I ordered plants from the Morton Arboretum's member sale.
March brought the garden back to life with Crocuses and the visit of Great Blue Herons. I ordered some mail order plants.
April was a milestone. I fooled a lot of people with my April 1st post claiming the Skunk Cabbage as Illinois' State flower due to the stench emanating from Springfield. (I was completely unsurprised by Blagojevich's arrest.) I posted my 100th post and went to Spring Fling in Austin. Somehow, I ended up volunteering Chicago to host Spring Fling 2009 (I believe alcohol was involved). My Very Indulgent Spouse (VIS) and I rambled through Trout Park looking at the wildflowers on Earth Day.
May saw the beginning of the garden disappointments, the frozen Tree Peony buds and Cladrastis buds. In response, I bought plants. (Something I highly recommend for all ills.) I also visited Rich's Foxwillow Pines to admire lots of conifers and the biggest Magnolia flower I've ever seen.

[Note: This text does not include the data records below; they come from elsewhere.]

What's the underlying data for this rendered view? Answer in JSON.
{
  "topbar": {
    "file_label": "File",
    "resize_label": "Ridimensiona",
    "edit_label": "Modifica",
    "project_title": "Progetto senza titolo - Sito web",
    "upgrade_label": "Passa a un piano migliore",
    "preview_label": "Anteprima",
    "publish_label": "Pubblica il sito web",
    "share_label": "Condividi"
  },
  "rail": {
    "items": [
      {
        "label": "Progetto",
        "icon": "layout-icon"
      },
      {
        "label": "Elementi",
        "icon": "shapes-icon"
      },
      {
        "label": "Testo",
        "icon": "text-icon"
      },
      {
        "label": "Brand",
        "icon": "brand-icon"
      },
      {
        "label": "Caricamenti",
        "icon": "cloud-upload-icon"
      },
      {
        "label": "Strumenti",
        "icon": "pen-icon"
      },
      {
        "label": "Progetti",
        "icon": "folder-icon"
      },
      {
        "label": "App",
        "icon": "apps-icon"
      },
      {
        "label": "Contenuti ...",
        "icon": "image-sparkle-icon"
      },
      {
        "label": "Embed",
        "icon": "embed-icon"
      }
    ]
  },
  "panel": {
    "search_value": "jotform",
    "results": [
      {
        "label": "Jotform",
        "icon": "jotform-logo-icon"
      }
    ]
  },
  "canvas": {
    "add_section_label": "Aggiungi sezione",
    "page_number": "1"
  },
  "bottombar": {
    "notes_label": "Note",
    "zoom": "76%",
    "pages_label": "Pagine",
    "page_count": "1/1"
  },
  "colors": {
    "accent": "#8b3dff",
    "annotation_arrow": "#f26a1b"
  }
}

Summer happened and it rained a lot. I learned about Carpenter Bees, I visited the open garden day at Hidden Tree and went on a pond tour. I also battled earwigs, slugs, mosquitoes and ants. I visited my favorite nursery, The Growing Place, and bought plants. I had my first success with growing peppers in containers.
It stopped raining in August, the ground turned hard and cracked, so, of course we started digging out the Yews to get rid of the Green Mustache. I started telling the truth about my garden and I bought more plants.
In September, my uncle finished my metal garden sculpture and we were deluged with rain on the 13th, making removal of the Yews much easier, albeit much muddier. I also learned that I suffer from HHSBP (Horticultural Hypochondriac Syndrome By Proxy) when I discovered that none of my Hostas were infected with Hosta Virus X. In celebration, I bought more plants. I visited a local prairie with my daughter's class, where I spotted those native gems, the Fringed and Bottle Gentians. I ended September with a trip to the Morton Arboretum to meet some Chicago garden bloggers, where I bought some bulbs.
In October, I showed off my really big Aster and admired the best autumn color we've seen in years. I installed a new mowing strip and bought more bulbs.
November was very busy with leaf pickup and fence staining. The Squirrelhaven squirrels were well fed.
December arrived in a whirl of snow. I bought Hyacinth kits to give as gifts and kept one for myself. After nearly daily snow shoveling, it all melted away (except for the piles encircling the lawn and the corners where it drifted).
The year turns, the decade wanes, and I'm ready to snuggle under the covers with the seed catalogs to plan for next year's garden and dream of spring. I've met some wonderful, remarkable people this year, and I hope to meet many more of you next year here in Chicago. Happy New Year!